(Richard Powers’ cover for the 1954 edition)
collated rating: 4/5 (Good)
I’ve stayed away from C. M. Kornbluth for far too long. I read Kornbluth and Pohl’s The Space Merchants (1953) when I was quite young and was put off for some unexplainable reason. What a shame! This collection of short stories and novelettes contains some of the best short works I’ve ever read from the 50s (a few of Philip K. Dick’s early works are just as good). As with The Space Merchants, Kornbluth exposes (in an often satirical manner) the dark underbelly of the usually glamourous 50s accounts of space travel, interplanetary trade, and the devastating social ramifications of technology on astronauts, new cultures, etc. Kornbluth is equally adept at infusing his work with devastating commentary on American society.
This collection is brilliant throughout — only the annoying silly Continue reading Book Review: The Explorers, C. M. Kornbluth (1954)

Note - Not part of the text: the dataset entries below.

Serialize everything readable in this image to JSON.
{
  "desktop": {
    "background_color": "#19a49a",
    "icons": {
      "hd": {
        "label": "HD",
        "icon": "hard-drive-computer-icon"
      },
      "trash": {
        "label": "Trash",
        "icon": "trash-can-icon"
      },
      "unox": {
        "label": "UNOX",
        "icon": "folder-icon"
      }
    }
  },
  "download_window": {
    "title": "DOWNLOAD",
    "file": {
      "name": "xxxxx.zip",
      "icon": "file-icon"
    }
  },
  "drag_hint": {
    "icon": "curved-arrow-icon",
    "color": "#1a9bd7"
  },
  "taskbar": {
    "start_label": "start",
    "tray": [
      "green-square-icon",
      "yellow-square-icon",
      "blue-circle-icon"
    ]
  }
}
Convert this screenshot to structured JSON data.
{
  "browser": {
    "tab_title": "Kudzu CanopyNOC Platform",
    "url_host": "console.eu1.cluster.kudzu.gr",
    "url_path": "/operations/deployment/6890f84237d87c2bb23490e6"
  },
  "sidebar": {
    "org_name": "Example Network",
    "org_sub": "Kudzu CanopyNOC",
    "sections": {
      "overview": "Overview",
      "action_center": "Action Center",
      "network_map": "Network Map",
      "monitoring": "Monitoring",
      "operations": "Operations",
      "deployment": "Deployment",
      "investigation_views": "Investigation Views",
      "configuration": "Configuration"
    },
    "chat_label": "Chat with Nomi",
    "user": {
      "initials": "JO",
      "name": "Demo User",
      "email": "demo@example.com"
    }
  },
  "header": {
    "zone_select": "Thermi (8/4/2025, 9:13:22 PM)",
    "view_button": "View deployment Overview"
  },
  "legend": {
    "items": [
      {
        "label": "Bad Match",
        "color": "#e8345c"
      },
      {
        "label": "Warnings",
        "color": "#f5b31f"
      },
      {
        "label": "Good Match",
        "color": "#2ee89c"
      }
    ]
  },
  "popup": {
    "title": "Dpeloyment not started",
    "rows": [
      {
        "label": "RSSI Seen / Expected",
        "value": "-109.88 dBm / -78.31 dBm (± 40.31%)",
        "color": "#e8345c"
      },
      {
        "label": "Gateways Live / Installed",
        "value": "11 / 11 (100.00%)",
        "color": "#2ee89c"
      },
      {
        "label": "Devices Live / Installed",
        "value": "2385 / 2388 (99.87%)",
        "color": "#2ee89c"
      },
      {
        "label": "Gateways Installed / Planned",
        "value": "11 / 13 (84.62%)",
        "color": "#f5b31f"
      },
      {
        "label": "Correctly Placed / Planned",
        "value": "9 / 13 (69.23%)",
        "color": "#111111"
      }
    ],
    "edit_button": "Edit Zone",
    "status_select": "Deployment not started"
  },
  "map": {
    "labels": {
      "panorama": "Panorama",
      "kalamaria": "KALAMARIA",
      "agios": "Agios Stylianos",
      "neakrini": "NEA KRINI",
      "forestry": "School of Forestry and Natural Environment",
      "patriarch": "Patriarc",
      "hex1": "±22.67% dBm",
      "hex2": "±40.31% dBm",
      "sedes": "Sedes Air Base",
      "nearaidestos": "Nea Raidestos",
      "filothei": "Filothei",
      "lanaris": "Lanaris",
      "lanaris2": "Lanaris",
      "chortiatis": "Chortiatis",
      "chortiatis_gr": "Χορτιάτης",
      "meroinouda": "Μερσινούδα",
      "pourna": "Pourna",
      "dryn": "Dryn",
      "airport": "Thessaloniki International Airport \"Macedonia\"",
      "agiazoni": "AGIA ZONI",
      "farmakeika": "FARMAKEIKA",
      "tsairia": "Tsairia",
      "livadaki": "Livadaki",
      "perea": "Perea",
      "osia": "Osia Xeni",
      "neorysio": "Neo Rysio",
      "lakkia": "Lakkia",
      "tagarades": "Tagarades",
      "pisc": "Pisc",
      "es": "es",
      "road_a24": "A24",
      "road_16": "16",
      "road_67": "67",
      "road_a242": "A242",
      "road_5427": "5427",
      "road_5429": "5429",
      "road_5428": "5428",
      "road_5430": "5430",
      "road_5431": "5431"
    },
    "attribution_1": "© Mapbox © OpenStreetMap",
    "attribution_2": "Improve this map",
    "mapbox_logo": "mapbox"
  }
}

Christmas = gift cards = more science fiction books, and a few my dad had procured for himself appeared miraculously in my pile — I’ve decided to break down the clump into manageable four book posts.
And of course, I wish you all a good sci-fi book hunting/reading year!
1. The Santaroga Barrier, Frank Herbert (1968)
(Paul Lehr’s cover for the 1968 edition)
I’ve read a substantial number of Frank Herbert’s non-Dune Continue reading Updates: Recent Science Fiction Acquisitions N. XIX (Herbert + Aldiss + et al.)
(Kelly Freas’ cover for the 1972 edition)
First, a snarky comment about Kelly Freas’ unfortunate cover art — I can’t help but giggle at the imposing sci-fi behemoth cityscape which accidentally wandered onto a Thomas Kinkade, “Painter of Light” (or, as I call him, “The Painter of Kitsch”) Christmas tableau. Kelly Freas’ fuzzy light, happy-budget-hotel-color-scheme art seldom impresses me. Perhaps I’m too harsh….
On the other less caustic hand, Louis Trimble’s The City Machine is a surprisingly intriguing blend of allegory and sci-fi tale. In line with my previous Continue reading Book Review: The City Machine, Louis Trimble (1972)
(Uncredited cover for the 1960 edition of The 22nd Century (1954), John Christopher)
There’s no better way to start off the new year than a gallery of science fiction covers depicting rampant imagination, unlimited promise. Some of us probably wish for mechanisms that conjure extraordinary feats of telepathy or the throbbing delights (avoiding all the pitfalls, of course) of a wisdom inundated supermind (well, I do at least).
Regardless, depicting extraordinary intelligence — whether harnessed for nefarious schemes or not — is a common trope: gigantic brains! unusual metal helmets! exploding heads replete with spectral fires! rays darting from eyes! otherworldly auras encircling heads, emanating symbols Continue reading Adventures in Science Fiction Cover Art: Superminds (giant brains, expanding minds, rampant imagination)
(Uncredited cover for the 1970 first edition)
Magellan (1970), Colin Anderson’s only science fiction publication, is an inventive but emotionally hollow novel, overly brief, and lacking in sufficient prose to adequately convey the lengthy allegorical sequences. It is a shame that Colin Anderson didn’t write other science fiction works because this one holds great potential. The future evolution of mankind — waiting to be subsumed into a computer of their own making — is a fascinating premise. The tepid and unadventurous prose conflicts with the grand and audacious subject matter.
Brief Plot Summary (limited Continue reading Book Review: Magellan, Colin Anderson (1970)
Here are my favorite films and science fiction novels I’ve reviewed this year (and some other interesting categories) with links to my reviews….
Watch them! Read them! Gaze at them! (the array below….)
Best Science Fiction Novel (tie: The World Inside, The Unsleeping Eye, Hawksbill Station)
The World Inside (1971), Robert Silverberg (REVIEW) 5/5 (Masterpiece)
Silverberg’s The World Inside is a fascinating take on the theme of overpopulation — what if society was organized towards a single goal, propagation? What would society look like? What position in society would women occupy? Men? What would cities look like? Hallways? Rooms? Institutions? What happens to those who don’t fit in? Or, can’t have children?
The Unsleeping Eye (variant title: Continue reading Update: 2011 in review, best books, movies, etc
(Jack Gaughn’s cover for the 1964 edition of Three Worlds to Conquer (1964), Poul Anderson)
I spend a substantial amount of time looking through the sci-fi publisher catalogues of Ace, Pyramid Books, Dell, Doubleday, Signet, Ballantine, etc for both books to read and interesting covers that fit into various themes for my Adventures in Science Fiction Cover Art posts (INDEX).
While perusing I’m occasionally baffled by covers that I’ve sworn I’ve seen on other books — and lo and behold, publishers sold art to different publishers, often lesser-known and unable to commission their own Continue reading Adventures in Science Fiction Cover Art: Reusing Cover Art